The recent injury of a Sanford girl in a UTV accident highlights the risk of these and other all-terrain vehicles (ATVs) as we head into autumn.
About 500 people a year are killed in ATV accidents, according to federal statistics, and more than 100,000 are injured seriously enough to seek treatment in hospital emergency rooms. About 25 percent of victims are under 16 years of age. In all, nearly 15,000 riders have been fatally injured since ATVs became popular in the 1980s.
CBS13 reports hundreds participated in a Sanford fundraiser for the 8-year-old girl, who broke her neck and jaw and suffered numerous skull fractures after falling from her UTV. The local Maine ATV Club sponsored the event.
Autumn is the most dangerous time of year for accidents involving utility and all-terrain vehicles for various reasons.
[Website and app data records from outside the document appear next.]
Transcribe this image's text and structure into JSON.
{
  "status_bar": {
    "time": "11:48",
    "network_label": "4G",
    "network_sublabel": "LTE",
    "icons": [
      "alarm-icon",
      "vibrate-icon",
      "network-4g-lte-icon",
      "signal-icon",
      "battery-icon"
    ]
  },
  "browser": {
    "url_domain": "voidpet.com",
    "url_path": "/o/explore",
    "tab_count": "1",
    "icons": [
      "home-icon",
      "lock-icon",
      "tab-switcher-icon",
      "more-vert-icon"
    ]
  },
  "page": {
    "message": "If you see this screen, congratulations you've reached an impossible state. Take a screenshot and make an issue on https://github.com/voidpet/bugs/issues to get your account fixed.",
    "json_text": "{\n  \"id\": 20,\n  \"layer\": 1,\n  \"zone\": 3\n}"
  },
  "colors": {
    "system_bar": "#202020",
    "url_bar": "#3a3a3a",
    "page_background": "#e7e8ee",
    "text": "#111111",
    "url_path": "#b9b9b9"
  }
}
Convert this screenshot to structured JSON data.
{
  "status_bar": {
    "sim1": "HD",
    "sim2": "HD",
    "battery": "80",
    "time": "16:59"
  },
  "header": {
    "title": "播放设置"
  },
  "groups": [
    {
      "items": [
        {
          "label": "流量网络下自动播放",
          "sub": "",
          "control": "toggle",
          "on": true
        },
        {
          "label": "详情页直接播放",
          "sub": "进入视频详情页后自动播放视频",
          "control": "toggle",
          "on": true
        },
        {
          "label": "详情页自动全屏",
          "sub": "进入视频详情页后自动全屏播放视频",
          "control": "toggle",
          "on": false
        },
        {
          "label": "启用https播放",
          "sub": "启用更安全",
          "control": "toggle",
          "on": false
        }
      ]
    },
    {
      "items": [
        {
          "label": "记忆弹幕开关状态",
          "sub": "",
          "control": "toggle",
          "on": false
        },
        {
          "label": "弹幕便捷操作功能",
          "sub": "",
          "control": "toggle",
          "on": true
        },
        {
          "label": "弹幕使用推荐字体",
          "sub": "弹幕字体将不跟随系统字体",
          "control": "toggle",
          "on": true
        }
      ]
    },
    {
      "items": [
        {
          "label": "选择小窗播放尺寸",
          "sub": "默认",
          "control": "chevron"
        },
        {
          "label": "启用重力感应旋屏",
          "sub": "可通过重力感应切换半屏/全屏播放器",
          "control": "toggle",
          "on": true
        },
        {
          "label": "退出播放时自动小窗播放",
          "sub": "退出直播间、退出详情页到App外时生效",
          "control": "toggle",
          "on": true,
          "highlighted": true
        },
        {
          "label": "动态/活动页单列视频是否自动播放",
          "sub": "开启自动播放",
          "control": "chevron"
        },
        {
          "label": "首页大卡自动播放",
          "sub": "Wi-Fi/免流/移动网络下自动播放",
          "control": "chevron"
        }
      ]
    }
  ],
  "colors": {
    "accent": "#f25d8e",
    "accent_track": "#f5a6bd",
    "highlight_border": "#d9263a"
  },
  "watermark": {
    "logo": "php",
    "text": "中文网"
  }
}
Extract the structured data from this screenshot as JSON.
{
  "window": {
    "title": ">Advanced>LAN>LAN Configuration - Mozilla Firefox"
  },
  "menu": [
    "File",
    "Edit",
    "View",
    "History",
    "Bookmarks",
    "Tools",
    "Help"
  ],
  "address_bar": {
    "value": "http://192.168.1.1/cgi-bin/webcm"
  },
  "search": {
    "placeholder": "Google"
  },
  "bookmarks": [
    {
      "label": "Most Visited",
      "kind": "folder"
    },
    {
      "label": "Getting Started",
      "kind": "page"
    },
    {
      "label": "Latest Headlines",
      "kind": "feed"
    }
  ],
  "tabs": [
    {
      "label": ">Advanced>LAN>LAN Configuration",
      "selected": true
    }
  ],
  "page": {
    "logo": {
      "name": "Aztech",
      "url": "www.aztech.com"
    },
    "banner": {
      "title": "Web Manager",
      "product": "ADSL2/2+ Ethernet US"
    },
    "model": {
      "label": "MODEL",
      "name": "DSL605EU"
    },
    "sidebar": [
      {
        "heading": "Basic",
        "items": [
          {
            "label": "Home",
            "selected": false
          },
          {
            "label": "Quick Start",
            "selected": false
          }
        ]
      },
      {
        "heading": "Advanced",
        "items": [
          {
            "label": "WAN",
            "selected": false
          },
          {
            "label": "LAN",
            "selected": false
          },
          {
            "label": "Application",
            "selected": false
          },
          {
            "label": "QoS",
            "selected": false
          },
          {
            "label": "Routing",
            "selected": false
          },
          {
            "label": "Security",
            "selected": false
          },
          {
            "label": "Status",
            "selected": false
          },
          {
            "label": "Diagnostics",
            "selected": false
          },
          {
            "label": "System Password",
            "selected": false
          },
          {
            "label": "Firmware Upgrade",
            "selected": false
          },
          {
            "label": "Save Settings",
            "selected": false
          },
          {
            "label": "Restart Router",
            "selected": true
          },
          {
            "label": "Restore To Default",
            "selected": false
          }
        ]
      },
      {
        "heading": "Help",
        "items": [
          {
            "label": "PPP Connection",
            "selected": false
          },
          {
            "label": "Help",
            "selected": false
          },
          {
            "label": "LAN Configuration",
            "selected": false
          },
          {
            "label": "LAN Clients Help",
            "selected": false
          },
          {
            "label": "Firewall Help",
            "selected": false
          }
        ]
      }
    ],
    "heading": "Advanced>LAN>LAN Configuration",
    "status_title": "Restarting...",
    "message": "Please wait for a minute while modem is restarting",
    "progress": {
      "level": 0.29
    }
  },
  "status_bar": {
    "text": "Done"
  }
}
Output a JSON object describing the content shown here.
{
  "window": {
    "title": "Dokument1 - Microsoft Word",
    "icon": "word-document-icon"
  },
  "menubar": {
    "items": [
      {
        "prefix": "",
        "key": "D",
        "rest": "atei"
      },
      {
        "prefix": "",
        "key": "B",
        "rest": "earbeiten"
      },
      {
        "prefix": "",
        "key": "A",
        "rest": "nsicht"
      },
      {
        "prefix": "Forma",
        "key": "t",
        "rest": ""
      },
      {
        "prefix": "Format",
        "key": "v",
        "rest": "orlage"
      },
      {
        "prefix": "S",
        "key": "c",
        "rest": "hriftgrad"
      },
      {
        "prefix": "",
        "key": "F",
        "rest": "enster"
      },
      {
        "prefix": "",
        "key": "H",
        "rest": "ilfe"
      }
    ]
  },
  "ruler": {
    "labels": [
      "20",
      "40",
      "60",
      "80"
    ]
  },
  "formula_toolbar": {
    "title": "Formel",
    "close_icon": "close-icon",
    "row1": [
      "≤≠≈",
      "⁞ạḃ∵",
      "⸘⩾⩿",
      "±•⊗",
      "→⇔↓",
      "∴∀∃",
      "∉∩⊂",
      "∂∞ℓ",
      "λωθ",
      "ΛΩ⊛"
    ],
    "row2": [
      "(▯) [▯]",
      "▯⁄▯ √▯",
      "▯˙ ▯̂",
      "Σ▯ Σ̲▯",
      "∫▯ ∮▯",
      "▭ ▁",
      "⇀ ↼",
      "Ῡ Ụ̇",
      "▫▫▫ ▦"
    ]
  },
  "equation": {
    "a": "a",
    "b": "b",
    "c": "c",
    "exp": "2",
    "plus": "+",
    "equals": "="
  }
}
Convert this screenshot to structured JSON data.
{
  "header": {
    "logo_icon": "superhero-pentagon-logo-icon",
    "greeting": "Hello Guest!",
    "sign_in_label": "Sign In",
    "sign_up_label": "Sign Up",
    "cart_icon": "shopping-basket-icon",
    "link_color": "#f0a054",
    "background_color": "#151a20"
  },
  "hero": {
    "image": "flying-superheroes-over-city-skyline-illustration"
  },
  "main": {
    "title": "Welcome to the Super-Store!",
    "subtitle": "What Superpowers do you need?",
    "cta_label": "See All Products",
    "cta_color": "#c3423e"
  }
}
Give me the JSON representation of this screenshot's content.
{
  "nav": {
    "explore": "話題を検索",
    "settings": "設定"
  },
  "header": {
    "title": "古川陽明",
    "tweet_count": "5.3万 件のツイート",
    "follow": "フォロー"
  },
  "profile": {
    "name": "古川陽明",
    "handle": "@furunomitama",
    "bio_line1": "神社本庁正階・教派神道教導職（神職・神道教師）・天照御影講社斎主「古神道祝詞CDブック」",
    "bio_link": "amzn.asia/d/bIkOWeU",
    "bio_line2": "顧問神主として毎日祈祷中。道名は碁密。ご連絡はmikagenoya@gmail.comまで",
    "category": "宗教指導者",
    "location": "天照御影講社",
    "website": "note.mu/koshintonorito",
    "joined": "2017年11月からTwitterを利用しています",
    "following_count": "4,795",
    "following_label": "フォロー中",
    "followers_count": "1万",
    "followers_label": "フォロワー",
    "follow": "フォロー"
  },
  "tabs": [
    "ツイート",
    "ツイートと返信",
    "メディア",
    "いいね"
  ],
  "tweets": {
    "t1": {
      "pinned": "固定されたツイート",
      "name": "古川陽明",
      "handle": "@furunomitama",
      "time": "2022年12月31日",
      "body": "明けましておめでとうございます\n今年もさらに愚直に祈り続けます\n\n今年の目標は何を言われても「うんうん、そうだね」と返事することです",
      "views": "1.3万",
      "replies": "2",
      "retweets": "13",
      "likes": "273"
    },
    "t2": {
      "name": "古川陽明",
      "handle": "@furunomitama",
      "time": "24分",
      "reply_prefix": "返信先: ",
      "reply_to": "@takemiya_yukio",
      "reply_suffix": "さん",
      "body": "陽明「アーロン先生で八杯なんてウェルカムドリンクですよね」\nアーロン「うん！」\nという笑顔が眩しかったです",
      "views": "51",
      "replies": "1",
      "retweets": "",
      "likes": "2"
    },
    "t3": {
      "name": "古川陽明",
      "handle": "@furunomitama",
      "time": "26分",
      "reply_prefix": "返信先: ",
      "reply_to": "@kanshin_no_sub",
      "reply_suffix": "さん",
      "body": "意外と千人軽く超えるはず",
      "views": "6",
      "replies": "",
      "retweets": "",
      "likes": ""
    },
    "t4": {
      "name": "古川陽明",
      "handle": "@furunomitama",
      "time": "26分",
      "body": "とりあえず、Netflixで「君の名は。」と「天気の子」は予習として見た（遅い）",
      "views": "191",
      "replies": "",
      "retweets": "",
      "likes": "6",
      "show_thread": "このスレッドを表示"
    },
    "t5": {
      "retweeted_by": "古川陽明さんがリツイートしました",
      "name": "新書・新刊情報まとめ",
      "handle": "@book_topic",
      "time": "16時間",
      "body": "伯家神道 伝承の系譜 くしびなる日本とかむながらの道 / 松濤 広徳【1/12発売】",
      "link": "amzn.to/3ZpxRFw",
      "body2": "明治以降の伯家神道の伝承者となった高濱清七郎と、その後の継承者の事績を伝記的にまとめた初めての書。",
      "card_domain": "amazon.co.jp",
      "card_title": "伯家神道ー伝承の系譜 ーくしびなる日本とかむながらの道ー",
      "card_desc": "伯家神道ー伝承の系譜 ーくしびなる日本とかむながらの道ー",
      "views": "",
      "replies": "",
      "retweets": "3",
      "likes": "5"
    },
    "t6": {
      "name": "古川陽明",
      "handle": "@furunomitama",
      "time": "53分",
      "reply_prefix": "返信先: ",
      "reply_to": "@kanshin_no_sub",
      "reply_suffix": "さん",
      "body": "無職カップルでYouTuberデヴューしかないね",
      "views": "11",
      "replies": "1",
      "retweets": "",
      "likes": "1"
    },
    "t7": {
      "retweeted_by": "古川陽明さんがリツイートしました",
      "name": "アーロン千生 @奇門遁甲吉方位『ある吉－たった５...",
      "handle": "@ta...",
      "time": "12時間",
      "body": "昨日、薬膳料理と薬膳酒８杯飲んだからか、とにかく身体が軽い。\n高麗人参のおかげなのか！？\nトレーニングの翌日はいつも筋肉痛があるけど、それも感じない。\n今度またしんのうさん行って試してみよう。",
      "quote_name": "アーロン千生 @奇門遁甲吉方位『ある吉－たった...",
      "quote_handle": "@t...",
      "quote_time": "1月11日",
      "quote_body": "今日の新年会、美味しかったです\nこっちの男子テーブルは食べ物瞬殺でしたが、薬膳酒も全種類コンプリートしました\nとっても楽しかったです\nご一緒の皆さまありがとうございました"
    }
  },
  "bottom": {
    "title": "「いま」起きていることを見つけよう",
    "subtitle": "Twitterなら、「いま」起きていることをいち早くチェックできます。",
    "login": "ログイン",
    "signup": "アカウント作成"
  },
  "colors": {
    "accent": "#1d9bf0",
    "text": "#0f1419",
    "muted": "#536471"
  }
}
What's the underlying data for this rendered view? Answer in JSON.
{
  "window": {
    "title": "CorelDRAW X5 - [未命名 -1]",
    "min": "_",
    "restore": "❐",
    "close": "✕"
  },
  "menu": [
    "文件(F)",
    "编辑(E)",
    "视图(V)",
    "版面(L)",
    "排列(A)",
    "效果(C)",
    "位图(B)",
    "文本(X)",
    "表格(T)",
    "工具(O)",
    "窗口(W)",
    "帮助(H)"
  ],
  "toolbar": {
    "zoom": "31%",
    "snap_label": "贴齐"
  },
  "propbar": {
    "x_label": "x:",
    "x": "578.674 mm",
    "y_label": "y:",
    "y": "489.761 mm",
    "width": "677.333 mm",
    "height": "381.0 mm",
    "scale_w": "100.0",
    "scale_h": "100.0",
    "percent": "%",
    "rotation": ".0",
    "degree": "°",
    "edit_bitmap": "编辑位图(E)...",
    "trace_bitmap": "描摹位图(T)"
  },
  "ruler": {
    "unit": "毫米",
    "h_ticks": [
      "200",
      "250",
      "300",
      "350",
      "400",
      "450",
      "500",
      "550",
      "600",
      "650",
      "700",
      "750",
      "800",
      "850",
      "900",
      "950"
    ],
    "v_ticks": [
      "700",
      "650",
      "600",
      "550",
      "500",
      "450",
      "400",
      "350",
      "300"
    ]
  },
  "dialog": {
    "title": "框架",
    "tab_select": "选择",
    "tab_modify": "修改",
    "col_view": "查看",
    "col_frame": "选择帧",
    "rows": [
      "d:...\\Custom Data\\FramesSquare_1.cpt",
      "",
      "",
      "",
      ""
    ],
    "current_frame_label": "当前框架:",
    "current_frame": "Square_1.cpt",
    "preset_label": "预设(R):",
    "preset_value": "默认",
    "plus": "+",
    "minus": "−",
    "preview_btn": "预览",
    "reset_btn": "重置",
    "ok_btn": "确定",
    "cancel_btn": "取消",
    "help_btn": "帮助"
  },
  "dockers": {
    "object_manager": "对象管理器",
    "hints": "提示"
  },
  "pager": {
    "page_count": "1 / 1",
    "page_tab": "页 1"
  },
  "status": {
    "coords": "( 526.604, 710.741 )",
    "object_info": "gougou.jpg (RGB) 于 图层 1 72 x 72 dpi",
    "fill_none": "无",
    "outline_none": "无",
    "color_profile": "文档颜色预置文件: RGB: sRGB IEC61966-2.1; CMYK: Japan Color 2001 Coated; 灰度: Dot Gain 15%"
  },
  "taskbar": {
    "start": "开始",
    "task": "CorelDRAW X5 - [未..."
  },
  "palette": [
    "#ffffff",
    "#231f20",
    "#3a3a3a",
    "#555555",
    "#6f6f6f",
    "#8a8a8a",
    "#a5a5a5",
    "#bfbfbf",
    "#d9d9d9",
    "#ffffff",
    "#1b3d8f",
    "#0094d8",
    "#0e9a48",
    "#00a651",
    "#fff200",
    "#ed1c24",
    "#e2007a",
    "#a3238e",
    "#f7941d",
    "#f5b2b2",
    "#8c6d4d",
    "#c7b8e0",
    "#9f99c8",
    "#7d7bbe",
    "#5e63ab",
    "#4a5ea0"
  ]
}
Experience and familiarity bring more aggressive riding, often on newer, larger, and more powerful ATVs. The ground is hard, and vegetation is reaching maximum growth, which reduces visibility and creates hazards of its own.
Maine Department of Inland Fisheries & Wildlife offers an ATV safety course that covers proper operation, safety, and maintenance, as well as laws pertaining to ATVs, survival and first aid, map and compass training, and environmental and landowner ethics.
Maine law provides certain protections for an owner, lessee, manager, or occupant of a property (or holder of an easement), in that such a party does not have a duty of care to keep a property safe for use by others for recreational or harvesting activities. Title 14 MRSA, 159-A – Limited liability for recreational or harvesting activities, holds that is true regardless of whether a landowner/holder has granted specific permission for use of the premises for such activities.
The law notes Maine has a wealth of activities that draw people out of doors and on to public and private lands throughout the state. But from hang-gliding to dog sledding, landowners in many cases will not be held liable if you injure yourself while participating in recreational activities. As with every area of the law, however, there are numerous exceptions, including willful or malicious failure to warn against dangerous conditions, or injuries caused by actions of persons to whom permission to pursue recreational or harvesting activities was granted. In other words, you may still have a claim against another at-fault party, as might be the case in the event of a collision or when an ATV passenger is injured.
Nor does the law protect the rider from the consequences of violating trespass laws. One Maine law holds riders accountable for damages to private property, including forestry, produce, and other agricultural products. Those violating no-trespass signs may face charges of criminal trespass under a different law.
Our child injury lawyers in Maine know most riders respect the risks and ride responsibly. The question of liability following a serious or fatal accident is a complex legal matter best handled by an experienced personal injury law firm.
If you are injured in a Maine ATV accident, contact Peter Thompson & Associates at 1-800-490-5218 for a confidential consultation to discuss your rights.
2016 Annual Report of ATV Deaths and Injuries, Consumer Product Safety Commission.
More Blog Entries
Design Often at Issue in Storefront Crashes, Parking Lot Injuries, July 23, 2018, Peter Thompson & Associates